Designer pumpkins? What joy, what bliss… the Sweet Paul Magazine, Fall 2010 issue just hit the web–and I couldn’t be more tickled by it.  The pages make me want to go apple picking, carve pumpkins, throw dried leaves in the air, rejoice in cozy knits, sip on hot bowls of soup, smile at the adorable trick-or-treaters in my neighborhood, and even visit a local goat farm.  I savored every page of this issue, and I hope you do too.  Here are a few of my favorites from it.  I just love the styling and ideas.  Enjoy! 1000 Layer Cake Guide to Apples Goat Cheese Sweet Paul Magazine: Fall 2010 issue is here Sweet Paul Magazine Fall 2010 p. 1 Filled with belly-warming goodies, wide-eyed gorgeous photography, and super fun and cute Halloween ideas, the Fall 2010 issue of Sweet Paul Magazine is a total pleasure to enjoy. Check it out! Read More »

Savory Ham and Gruyere Mini Muffins
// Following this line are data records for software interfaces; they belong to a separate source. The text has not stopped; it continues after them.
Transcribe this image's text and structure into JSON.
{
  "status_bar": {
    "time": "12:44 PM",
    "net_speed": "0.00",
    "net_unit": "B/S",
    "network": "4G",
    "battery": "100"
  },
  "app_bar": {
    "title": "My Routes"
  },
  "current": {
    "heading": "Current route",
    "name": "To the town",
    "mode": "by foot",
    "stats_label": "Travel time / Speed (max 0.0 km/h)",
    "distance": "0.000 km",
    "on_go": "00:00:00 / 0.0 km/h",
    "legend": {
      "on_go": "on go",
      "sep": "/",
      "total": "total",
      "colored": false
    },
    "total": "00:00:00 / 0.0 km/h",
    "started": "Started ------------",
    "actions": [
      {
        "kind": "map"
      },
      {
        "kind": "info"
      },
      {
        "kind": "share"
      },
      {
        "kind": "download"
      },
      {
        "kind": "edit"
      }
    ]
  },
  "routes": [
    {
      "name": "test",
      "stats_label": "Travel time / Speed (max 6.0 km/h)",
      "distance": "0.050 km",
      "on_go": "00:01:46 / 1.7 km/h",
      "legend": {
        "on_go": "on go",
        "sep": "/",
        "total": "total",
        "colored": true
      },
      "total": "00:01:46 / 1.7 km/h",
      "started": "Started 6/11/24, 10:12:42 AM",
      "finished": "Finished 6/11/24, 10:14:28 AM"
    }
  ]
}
Yep–that is NOT a picture of mini muffins.  It’s a cake photo–a savory ham and gruyere cake photo.  The outside looks bubbly cheesy, slightly crisp… and it hints at all of the yummy goodies inside: more cheese, sweet ham, crumbly cake dough.  What you can’t tell by this photo is the fact that the center is goo… uncooked mush.  I did the toothpick test after 50 minutes in the oven–it was clean as a whistle.  I removed the loaf from the oven when the recipe told me to, did the toothpick test, let it sit to cool, and removed from the loaf pan.  Took my photos and anxiously cut myself a slice.  That’s when I first saw the goo.  The oven was off at that point, so I fired it back up thinking “hmmm, maybe my oven temperature was off–I’ll give it another 20 minutes.”  I removed it 20 minutes later–again, clean toothpick.  And sadly again, goo in the center.  I ended up having to cook this thing almost another hour until it was completely …